Entering his fifth MLB season, Lillibridge will see whether he has the capability to hang around at the major league level.
Lillibridge saw the most playing time of his career in 2011. In his first season spending the whole year at the major league level, Lillibridge saw 216 plate appearances in 97 games, starting most of his games. He had a .340 on-base percentage and an .845 on-base-plus-slugging rate.
His 13 home runs were two more than Adam Dunn's total.
Now, remember that Lillibridge was a key point of dispute between Kenny Williams and Ozzie Guillen. Guillen liked playing him, while Williams wanted him to play Adam Dunn and Alex Rios instead.

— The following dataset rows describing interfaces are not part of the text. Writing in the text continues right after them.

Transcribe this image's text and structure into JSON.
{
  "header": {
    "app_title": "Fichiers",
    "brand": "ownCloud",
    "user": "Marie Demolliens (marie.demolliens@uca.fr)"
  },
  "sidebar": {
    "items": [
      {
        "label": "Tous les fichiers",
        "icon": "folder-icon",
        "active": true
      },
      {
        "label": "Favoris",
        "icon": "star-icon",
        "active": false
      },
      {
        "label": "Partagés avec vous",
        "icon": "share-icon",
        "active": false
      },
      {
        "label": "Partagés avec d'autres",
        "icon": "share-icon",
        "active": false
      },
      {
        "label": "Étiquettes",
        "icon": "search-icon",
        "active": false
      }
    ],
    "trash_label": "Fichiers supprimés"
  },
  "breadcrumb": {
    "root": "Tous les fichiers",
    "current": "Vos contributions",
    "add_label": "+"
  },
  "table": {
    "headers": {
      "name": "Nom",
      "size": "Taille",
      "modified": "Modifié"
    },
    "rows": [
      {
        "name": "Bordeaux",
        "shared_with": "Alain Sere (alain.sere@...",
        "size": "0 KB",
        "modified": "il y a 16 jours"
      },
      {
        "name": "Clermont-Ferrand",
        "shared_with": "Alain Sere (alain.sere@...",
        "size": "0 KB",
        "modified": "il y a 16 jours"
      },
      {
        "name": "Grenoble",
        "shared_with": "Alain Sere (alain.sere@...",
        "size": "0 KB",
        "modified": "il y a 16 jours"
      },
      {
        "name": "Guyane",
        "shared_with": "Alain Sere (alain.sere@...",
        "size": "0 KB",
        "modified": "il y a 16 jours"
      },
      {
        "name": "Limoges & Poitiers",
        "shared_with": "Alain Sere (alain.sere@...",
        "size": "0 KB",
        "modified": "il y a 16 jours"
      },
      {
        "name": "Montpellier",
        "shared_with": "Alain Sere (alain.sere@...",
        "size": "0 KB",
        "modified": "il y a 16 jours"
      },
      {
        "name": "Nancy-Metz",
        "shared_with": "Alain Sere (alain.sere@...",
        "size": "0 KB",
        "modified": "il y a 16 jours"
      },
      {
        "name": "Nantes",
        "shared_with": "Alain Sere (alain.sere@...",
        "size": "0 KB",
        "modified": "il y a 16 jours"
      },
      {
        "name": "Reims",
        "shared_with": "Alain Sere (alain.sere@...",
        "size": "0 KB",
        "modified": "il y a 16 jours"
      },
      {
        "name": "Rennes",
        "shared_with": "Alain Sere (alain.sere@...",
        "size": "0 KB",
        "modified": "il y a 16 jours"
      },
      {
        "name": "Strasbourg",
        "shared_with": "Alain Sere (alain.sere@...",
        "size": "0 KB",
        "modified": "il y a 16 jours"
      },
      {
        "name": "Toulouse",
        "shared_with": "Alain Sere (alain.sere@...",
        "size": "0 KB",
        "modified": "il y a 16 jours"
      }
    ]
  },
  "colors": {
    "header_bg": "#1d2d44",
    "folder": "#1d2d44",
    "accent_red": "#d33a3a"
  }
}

With Guillen gone, Lillibridge is missing an advocate. Williams will likely have Robin Ventura start Dayan Viciedo, Alex Rios and Alejandro De Aza in the outfield and Adam Dunn at designated hitter.
Also, Williams will likely ask that Lillibridge not play too much since they have Kosuke Fukudome.
Lillibridge will likely lose a significant number of plate appearances, barring injuries from starters. It'll be interesting to see what he can do now without receiving many starts. He'll have to work hard to show that he can hang around on the bench for more than a couple of years.